**What to work on**
Print every line of the material below exactly as it stands, but omit the pictures.

(Given records)

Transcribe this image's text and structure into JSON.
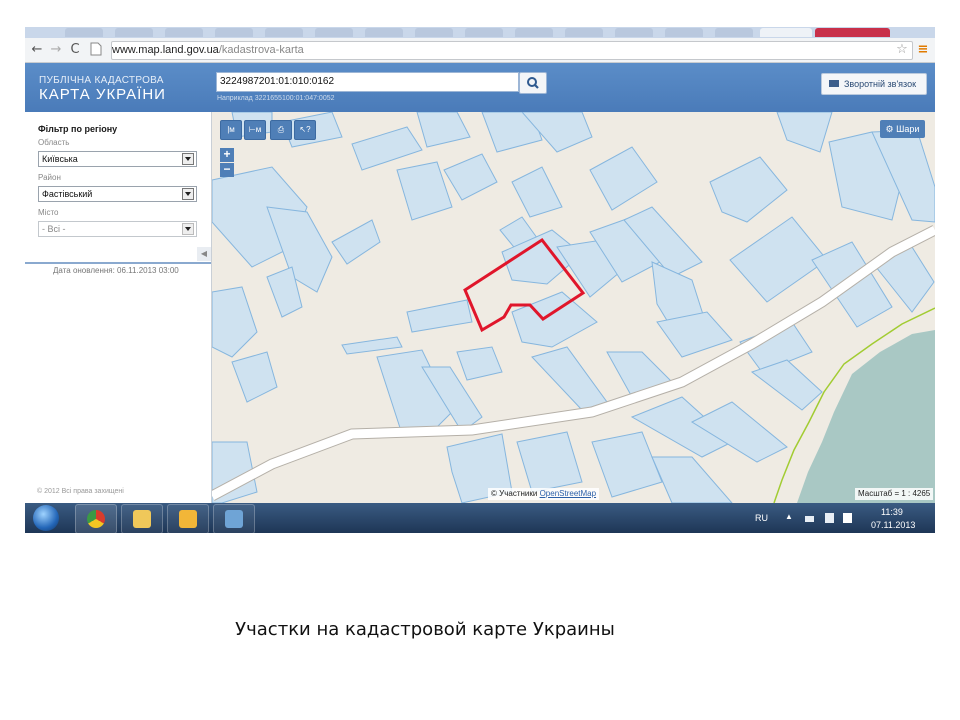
{
  "browser": {
    "url_host": "www.map.land.gov.ua",
    "url_path": "/kadastrova-karta"
  },
  "header": {
    "brand_line1": "ПУБЛІЧНА КАДАСТРОВА",
    "brand_line2": "КАРТА УКРАЇНИ",
    "search_value": "3224987201:01:010:0162",
    "search_hint": "Наприклад 3221655100:01:047:0052",
    "feedback_label": "Зворотній зв'язок"
  },
  "filter": {
    "title": "Фільтр по регіону",
    "region_label": "Область",
    "region_value": "Київська",
    "district_label": "Район",
    "district_value": "Фастівський",
    "city_label": "Місто",
    "city_value": "- Всі -",
    "updated": "Дата оновлення: 06.11.2013 03:00",
    "copyright": "© 2012 Всі права захищені"
  },
  "map": {
    "layers_label": "Шари",
    "attribution_prefix": "© Участники",
    "attribution_link": "OpenStreetMap",
    "scale": "Масштаб = 1 : 4265",
    "zoom_in": "+",
    "zoom_out": "−",
    "colors": {
      "background": "#efebe3",
      "parcel_fill": "#cfe2f0",
      "parcel_stroke": "#86b6de",
      "selected_parcel": "#e0162b",
      "road": "#ffffff",
      "water": "#a9c8c4",
      "boundary_line": "#a2cc32"
    }
  },
  "taskbar": {
    "language": "RU",
    "time": "11:39",
    "date": "07.11.2013"
  },
  "caption": "Участки на кадастровой карте Украины"
}
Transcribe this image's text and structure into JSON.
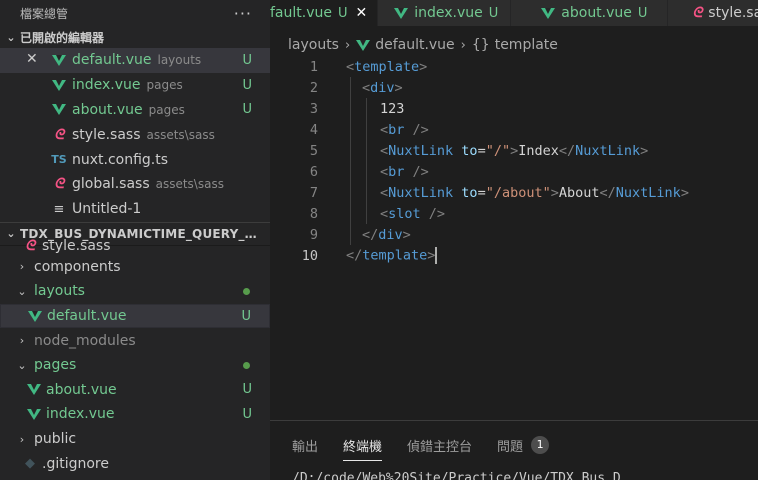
{
  "sidebar": {
    "title": "檔案總管",
    "more_label": "···",
    "open_editors_label": "已開啟的編輯器",
    "open_editors": [
      {
        "name": "default.vue",
        "desc": "layouts",
        "status": "U",
        "icon": "vue-icon"
      },
      {
        "name": "index.vue",
        "desc": "pages",
        "status": "U",
        "icon": "vue-icon"
      },
      {
        "name": "about.vue",
        "desc": "pages",
        "status": "U",
        "icon": "vue-icon"
      },
      {
        "name": "style.sass",
        "desc": "assets\\sass",
        "status": "",
        "icon": "sass-icon"
      },
      {
        "name": "nuxt.config.ts",
        "desc": "",
        "status": "",
        "icon": "ts-icon"
      },
      {
        "name": "global.sass",
        "desc": "assets\\sass",
        "status": "",
        "icon": "sass-icon"
      },
      {
        "name": "Untitled-1",
        "desc": "",
        "status": "",
        "icon": "text-file-icon"
      }
    ],
    "workspace_label": "TDX_BUS_DYNAMICTIME_QUERY_APPLI...",
    "tree": [
      {
        "name": "style.sass"
      },
      {
        "name": "components"
      },
      {
        "name": "layouts"
      },
      {
        "name": "default.vue",
        "status": "U"
      },
      {
        "name": "node_modules"
      },
      {
        "name": "pages"
      },
      {
        "name": "about.vue",
        "status": "U"
      },
      {
        "name": "index.vue",
        "status": "U"
      },
      {
        "name": "public"
      },
      {
        "name": ".gitignore"
      }
    ]
  },
  "tabs": [
    {
      "label": "fault.vue",
      "status": "U",
      "close": "✕"
    },
    {
      "label": "index.vue",
      "status": "U"
    },
    {
      "label": "about.vue",
      "status": "U"
    },
    {
      "label": "style.sass"
    }
  ],
  "breadcrumb": {
    "folder": "layouts",
    "file": "default.vue",
    "symbol_icon": "{}",
    "symbol": "template"
  },
  "editor": {
    "line_numbers": [
      "1",
      "2",
      "3",
      "4",
      "5",
      "6",
      "7",
      "8",
      "9",
      "10"
    ],
    "current_line": "10",
    "l1": {
      "open": "<",
      "tag": "template",
      "close": ">"
    },
    "l2": {
      "open": "<",
      "tag": "div",
      "close": ">"
    },
    "l3": {
      "text": "123"
    },
    "l4": {
      "open": "<",
      "tag": "br",
      "close": " />"
    },
    "l5": {
      "open": "<",
      "tag": "NuxtLink",
      "attr": " to",
      "eq": "=",
      "val": "\"/\"",
      "close": ">",
      "text": "Index",
      "open2": "</",
      "tag2": "NuxtLink",
      "close2": ">"
    },
    "l6": {
      "open": "<",
      "tag": "br",
      "close": " />"
    },
    "l7": {
      "open": "<",
      "tag": "NuxtLink",
      "attr": " to",
      "eq": "=",
      "val": "\"/about\"",
      "close": ">",
      "text": "About",
      "open2": "</",
      "tag2": "NuxtLink",
      "close2": ">"
    },
    "l8": {
      "open": "<",
      "tag": "slot",
      "close": " />"
    },
    "l9": {
      "open": "</",
      "tag": "div",
      "close": ">"
    },
    "l10": {
      "open": "</",
      "tag": "template",
      "close": ">"
    }
  },
  "panel": {
    "tabs": [
      "輸出",
      "終端機",
      "偵錯主控台",
      "問題"
    ],
    "active_tab": "終端機",
    "problems_count": "1",
    "terminal_line": "                    /D:/code/Web%20Site/Practice/Vue/TDX_Bus_D"
  },
  "colors": {
    "vue": "#41b883",
    "sass": "#f55385",
    "ts": "#519aba",
    "untracked": "#73c991",
    "folder_modified_dot": "#579c4c"
  }
}
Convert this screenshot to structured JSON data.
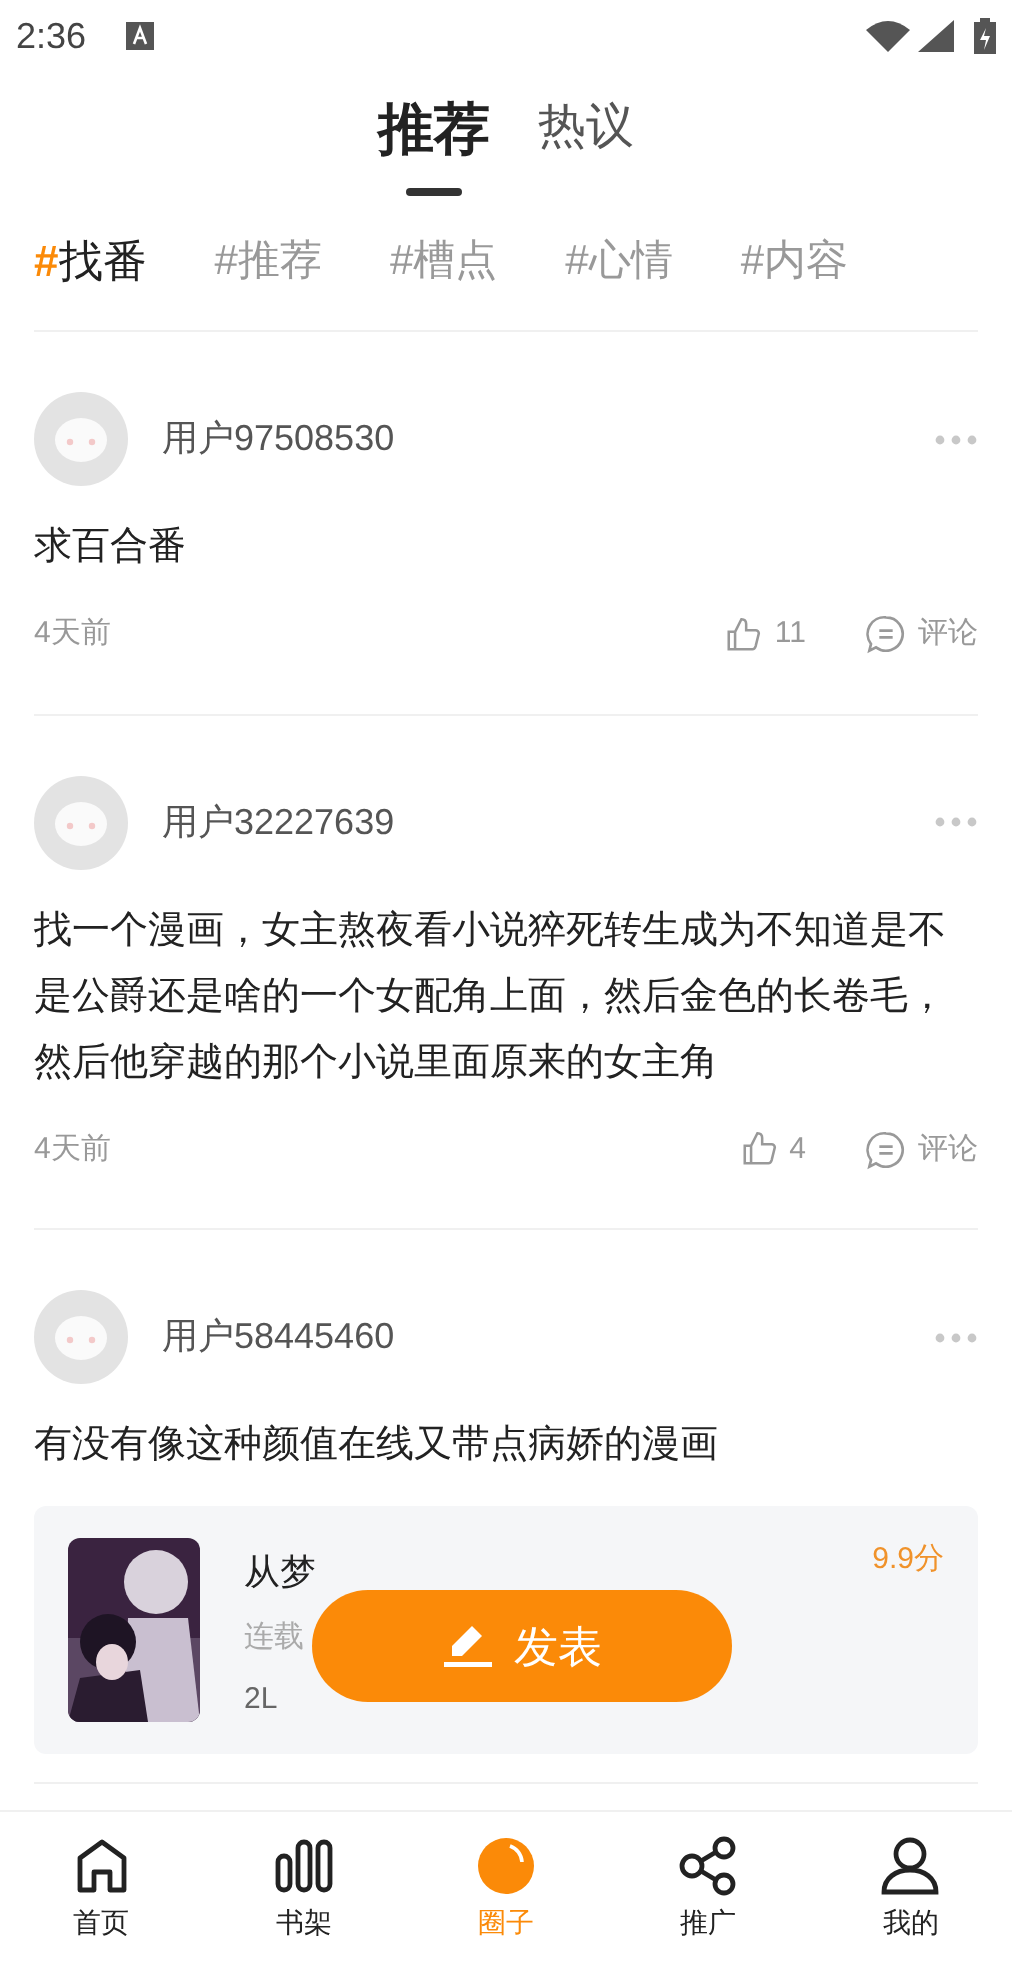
{
  "status_bar": {
    "time": "2:36"
  },
  "tabs": [
    {
      "label": "推荐",
      "selected": true
    },
    {
      "label": "热议",
      "selected": false
    }
  ],
  "topics": [
    {
      "hash": "#",
      "label": "找番",
      "selected": true
    },
    {
      "hash": "#",
      "label": "推荐",
      "selected": false
    },
    {
      "hash": "#",
      "label": "槽点",
      "selected": false
    },
    {
      "hash": "#",
      "label": "心情",
      "selected": false
    },
    {
      "hash": "#",
      "label": "内容",
      "selected": false
    }
  ],
  "posts": [
    {
      "user": "用户97508530",
      "text": "求百合番",
      "time": "4天前",
      "likes": "11",
      "comment": "评论"
    },
    {
      "user": "用户32227639",
      "text": "找一个漫画，女主熬夜看小说猝死转生成为不知道是不是公爵还是啥的一个女配角上面，然后金色的长卷毛，然后他穿越的那个小说里面原来的女主角",
      "time": "4天前",
      "likes": "4",
      "comment": "评论"
    },
    {
      "user": "用户58445460",
      "text": "有没有像这种颜值在线又带点病娇的漫画",
      "book": {
        "title": "从梦",
        "status": "连载",
        "floor": "2L",
        "score": "9.9分"
      }
    }
  ],
  "post_button": {
    "label": "发表"
  },
  "nav": [
    {
      "label": "首页",
      "selected": false
    },
    {
      "label": "书架",
      "selected": false
    },
    {
      "label": "圈子",
      "selected": true
    },
    {
      "label": "推广",
      "selected": false
    },
    {
      "label": "我的",
      "selected": false
    }
  ]
}
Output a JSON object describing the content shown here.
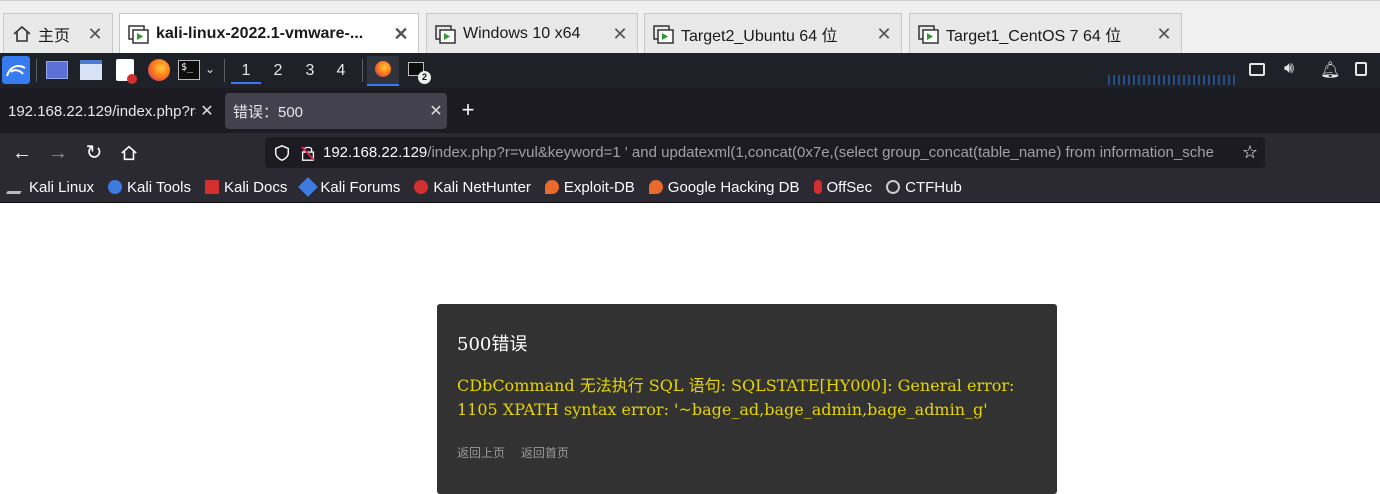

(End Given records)

**Output of the exercise**
Transcribe this image's text and structure into JSON.
{
  "browser": {
    "url_host": "www.map.land.gov.ua",
    "url_path": "/kadastrova-karta"
  },
  "header": {
    "brand_line1": "ПУБЛІЧНА КАДАСТРОВА",
    "brand_line2": "КАРТА УКРАЇНИ",
    "search_value": "3224987201:01:010:0162",
    "search_hint": "Наприклад 3221655100:01:047:0052",
    "feedback_label": "Зворотній зв'язок"
  },
  "filter": {
    "title": "Фільтр по регіону",
    "region_label": "Область",
    "region_value": "Київська",
    "district_label": "Район",
    "district_value": "Фастівський",
    "city_label": "Місто",
    "city_value": "- Всі -",
    "updated": "Дата оновлення: 06.11.2013 03:00",
    "copyright": "© 2012 Всі права захищені"
  },
  "map": {
    "layers_label": "Шари",
    "attribution_prefix": "© Участники",
    "attribution_link": "OpenStreetMap",
    "scale": "Масштаб = 1 : 4265",
    "zoom_in": "+",
    "zoom_out": "−",
    "colors": {
      "background": "#efebe3",
      "parcel_fill": "#cfe2f0",
      "parcel_stroke": "#86b6de",
      "selected_parcel": "#e0162b",
      "road": "#ffffff",
      "water": "#a9c8c4",
      "boundary_line": "#a2cc32"
    }
  },
  "taskbar": {
    "language": "RU",
    "time": "11:39",
    "date": "07.11.2013"
  },
  "caption": "Участки на кадастровой карте Украины"
}
Transcribe this image's text and structure into JSON.
{
  "sidebar": {
    "title": "檔案總管",
    "more_label": "···",
    "open_editors_label": "已開啟的編輯器",
    "open_editors": [
      {
        "name": "default.vue",
        "desc": "layouts",
        "status": "U",
        "icon": "vue-icon"
      },
      {
        "name": "index.vue",
        "desc": "pages",
        "status": "U",
        "icon": "vue-icon"
      },
      {
        "name": "about.vue",
        "desc": "pages",
        "status": "U",
        "icon": "vue-icon"
      },
      {
        "name": "style.sass",
        "desc": "assets\\sass",
        "status": "",
        "icon": "sass-icon"
      },
      {
        "name": "nuxt.config.ts",
        "desc": "",
        "status": "",
        "icon": "ts-icon"
      },
      {
        "name": "global.sass",
        "desc": "assets\\sass",
        "status": "",
        "icon": "sass-icon"
      },
      {
        "name": "Untitled-1",
        "desc": "",
        "status": "",
        "icon": "text-file-icon"
      }
    ],
    "workspace_label": "TDX_BUS_DYNAMICTIME_QUERY_APPLI...",
    "tree": [
      {
        "name": "style.sass"
      },
      {
        "name": "components"
      },
      {
        "name": "layouts"
      },
      {
        "name": "default.vue",
        "status": "U"
      },
      {
        "name": "node_modules"
      },
      {
        "name": "pages"
      },
      {
        "name": "about.vue",
        "status": "U"
      },
      {
        "name": "index.vue",
        "status": "U"
      },
      {
        "name": "public"
      },
      {
        "name": ".gitignore"
      }
    ]
  },
  "tabs": [
    {
      "label": "fault.vue",
      "status": "U",
      "close": "✕"
    },
    {
      "label": "index.vue",
      "status": "U"
    },
    {
      "label": "about.vue",
      "status": "U"
    },
    {
      "label": "style.sass"
    }
  ],
  "breadcrumb": {
    "folder": "layouts",
    "file": "default.vue",
    "symbol_icon": "{}",
    "symbol": "template"
  },
  "editor": {
    "line_numbers": [
      "1",
      "2",
      "3",
      "4",
      "5",
      "6",
      "7",
      "8",
      "9",
      "10"
    ],
    "current_line": "10",
    "l1": {
      "open": "<",
      "tag": "template",
      "close": ">"
    },
    "l2": {
      "open": "<",
      "tag": "div",
      "close": ">"
    },
    "l3": {
      "text": "123"
    },
    "l4": {
      "open": "<",
      "tag": "br",
      "close": " />"
    },
    "l5": {
      "open": "<",
      "tag": "NuxtLink",
      "attr": " to",
      "eq": "=",
      "val": "\"/\"",
      "close": ">",
      "text": "Index",
      "open2": "</",
      "tag2": "NuxtLink",
      "close2": ">"
    },
    "l6": {
      "open": "<",
      "tag": "br",
      "close": " />"
    },
    "l7": {
      "open": "<",
      "tag": "NuxtLink",
      "attr": " to",
      "eq": "=",
      "val": "\"/about\"",
      "close": ">",
      "text": "About",
      "open2": "</",
      "tag2": "NuxtLink",
      "close2": ">"
    },
    "l8": {
      "open": "<",
      "tag": "slot",
      "close": " />"
    },
    "l9": {
      "open": "</",
      "tag": "div",
      "close": ">"
    },
    "l10": {
      "open": "</",
      "tag": "template",
      "close": ">"
    }
  },
  "panel": {
    "tabs": [
      "輸出",
      "終端機",
      "偵錯主控台",
      "問題"
    ],
    "active_tab": "終端機",
    "problems_count": "1",
    "terminal_line": "                    /D:/code/Web%20Site/Practice/Vue/TDX_Bus_D"
  },
  "colors": {
    "vue": "#41b883",
    "sass": "#f55385",
    "ts": "#519aba",
    "untracked": "#73c991",
    "folder_modified_dot": "#579c4c"
  }
}
Convert this screenshot to structured JSON data.
{
  "status_bar": {
    "time": "2:36"
  },
  "tabs": [
    {
      "label": "推荐",
      "selected": true
    },
    {
      "label": "热议",
      "selected": false
    }
  ],
  "topics": [
    {
      "hash": "#",
      "label": "找番",
      "selected": true
    },
    {
      "hash": "#",
      "label": "推荐",
      "selected": false
    },
    {
      "hash": "#",
      "label": "槽点",
      "selected": false
    },
    {
      "hash": "#",
      "label": "心情",
      "selected": false
    },
    {
      "hash": "#",
      "label": "内容",
      "selected": false
    }
  ],
  "posts": [
    {
      "user": "用户97508530",
      "text": "求百合番",
      "time": "4天前",
      "likes": "11",
      "comment": "评论"
    },
    {
      "user": "用户32227639",
      "text": "找一个漫画，女主熬夜看小说猝死转生成为不知道是不是公爵还是啥的一个女配角上面，然后金色的长卷毛，然后他穿越的那个小说里面原来的女主角",
      "time": "4天前",
      "likes": "4",
      "comment": "评论"
    },
    {
      "user": "用户58445460",
      "text": "有没有像这种颜值在线又带点病娇的漫画",
      "book": {
        "title": "从梦",
        "status": "连载",
        "floor": "2L",
        "score": "9.9分"
      }
    }
  ],
  "post_button": {
    "label": "发表"
  },
  "nav": [
    {
      "label": "首页",
      "selected": false
    },
    {
      "label": "书架",
      "selected": false
    },
    {
      "label": "圈子",
      "selected": true
    },
    {
      "label": "推广",
      "selected": false
    },
    {
      "label": "我的",
      "selected": false
    }
  ]
}
Output a JSON object describing the content shown here.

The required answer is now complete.